ACTIVITY: Your response should consist of every line below, reproduced without alteration.

RECORDS FOR THIS TASK:
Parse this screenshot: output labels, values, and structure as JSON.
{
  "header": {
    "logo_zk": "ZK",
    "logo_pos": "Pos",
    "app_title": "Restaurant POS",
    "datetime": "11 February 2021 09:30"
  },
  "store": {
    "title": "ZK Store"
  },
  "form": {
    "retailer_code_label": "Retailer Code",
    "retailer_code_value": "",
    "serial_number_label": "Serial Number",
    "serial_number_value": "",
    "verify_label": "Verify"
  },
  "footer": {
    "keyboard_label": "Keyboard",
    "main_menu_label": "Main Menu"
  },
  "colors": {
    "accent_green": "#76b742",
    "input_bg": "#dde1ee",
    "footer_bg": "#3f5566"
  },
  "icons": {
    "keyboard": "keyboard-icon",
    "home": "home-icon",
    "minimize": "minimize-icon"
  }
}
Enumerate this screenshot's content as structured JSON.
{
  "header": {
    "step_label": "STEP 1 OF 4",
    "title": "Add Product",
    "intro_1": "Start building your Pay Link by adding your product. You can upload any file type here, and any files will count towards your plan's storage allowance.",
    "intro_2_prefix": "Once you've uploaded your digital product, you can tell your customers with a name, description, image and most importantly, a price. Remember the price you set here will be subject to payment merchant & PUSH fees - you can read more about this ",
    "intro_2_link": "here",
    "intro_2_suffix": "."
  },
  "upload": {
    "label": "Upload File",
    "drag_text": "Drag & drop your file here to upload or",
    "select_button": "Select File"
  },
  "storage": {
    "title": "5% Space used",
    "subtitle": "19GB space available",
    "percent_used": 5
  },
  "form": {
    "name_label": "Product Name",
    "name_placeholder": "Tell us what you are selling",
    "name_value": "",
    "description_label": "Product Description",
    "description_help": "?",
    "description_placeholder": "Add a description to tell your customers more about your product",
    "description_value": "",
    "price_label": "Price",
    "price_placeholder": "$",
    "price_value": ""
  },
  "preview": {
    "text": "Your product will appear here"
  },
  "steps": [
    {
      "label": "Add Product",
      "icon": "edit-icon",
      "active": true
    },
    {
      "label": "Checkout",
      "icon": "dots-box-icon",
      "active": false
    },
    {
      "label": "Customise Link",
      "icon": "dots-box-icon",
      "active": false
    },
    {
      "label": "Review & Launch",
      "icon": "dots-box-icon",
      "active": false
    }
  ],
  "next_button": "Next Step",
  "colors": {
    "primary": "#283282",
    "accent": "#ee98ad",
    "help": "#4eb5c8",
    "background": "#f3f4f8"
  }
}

EXERCISE RESPONSE:
Parse this screenshot: output labels, values, and structure as JSON.
{
  "header": {
    "logo_zk": "ZK",
    "logo_pos": "Pos",
    "app_title": "Restaurant POS",
    "datetime": "11 February 2021 09:30"
  },
  "store": {
    "title": "ZK Store"
  },
  "form": {
    "retailer_code_label": "Retailer Code",
    "retailer_code_value": "",
    "serial_number_label": "Serial Number",
    "serial_number_value": "",
    "verify_label": "Verify"
  },
  "footer": {
    "keyboard_label": "Keyboard",
    "main_menu_label": "Main Menu"
  },
  "colors": {
    "accent_green": "#76b742",
    "input_bg": "#dde1ee",
    "footer_bg": "#3f5566"
  },
  "icons": {
    "keyboard": "keyboard-icon",
    "home": "home-icon",
    "minimize": "minimize-icon"
  }
}
Enumerate this screenshot's content as structured JSON.
{
  "header": {
    "step_label": "STEP 1 OF 4",
    "title": "Add Product",
    "intro_1": "Start building your Pay Link by adding your product. You can upload any file type here, and any files will count towards your plan's storage allowance.",
    "intro_2_prefix": "Once you've uploaded your digital product, you can tell your customers with a name, description, image and most importantly, a price. Remember the price you set here will be subject to payment merchant & PUSH fees - you can read more about this ",
    "intro_2_link": "here",
    "intro_2_suffix": "."
  },
  "upload": {
    "label": "Upload File",
    "drag_text": "Drag & drop your file here to upload or",
    "select_button": "Select File"
  },
  "storage": {
    "title": "5% Space used",
    "subtitle": "19GB space available",
    "percent_used": 5
  },
  "form": {
    "name_label": "Product Name",
    "name_placeholder": "Tell us what you are selling",
    "name_value": "",
    "description_label": "Product Description",
    "description_help": "?",
    "description_placeholder": "Add a description to tell your customers more about your product",
    "description_value": "",
    "price_label": "Price",
    "price_placeholder": "$",
    "price_value": ""
  },
  "preview": {
    "text": "Your product will appear here"
  },
  "steps": [
    {
      "label": "Add Product",
      "icon": "edit-icon",
      "active": true
    },
    {
      "label": "Checkout",
      "icon": "dots-box-icon",
      "active": false
    },
    {
      "label": "Customise Link",
      "icon": "dots-box-icon",
      "active": false
    },
    {
      "label": "Review & Launch",
      "icon": "dots-box-icon",
      "active": false
    }
  ],
  "next_button": "Next Step",
  "colors": {
    "primary": "#283282",
    "accent": "#ee98ad",
    "help": "#4eb5c8",
    "background": "#f3f4f8"
  }
}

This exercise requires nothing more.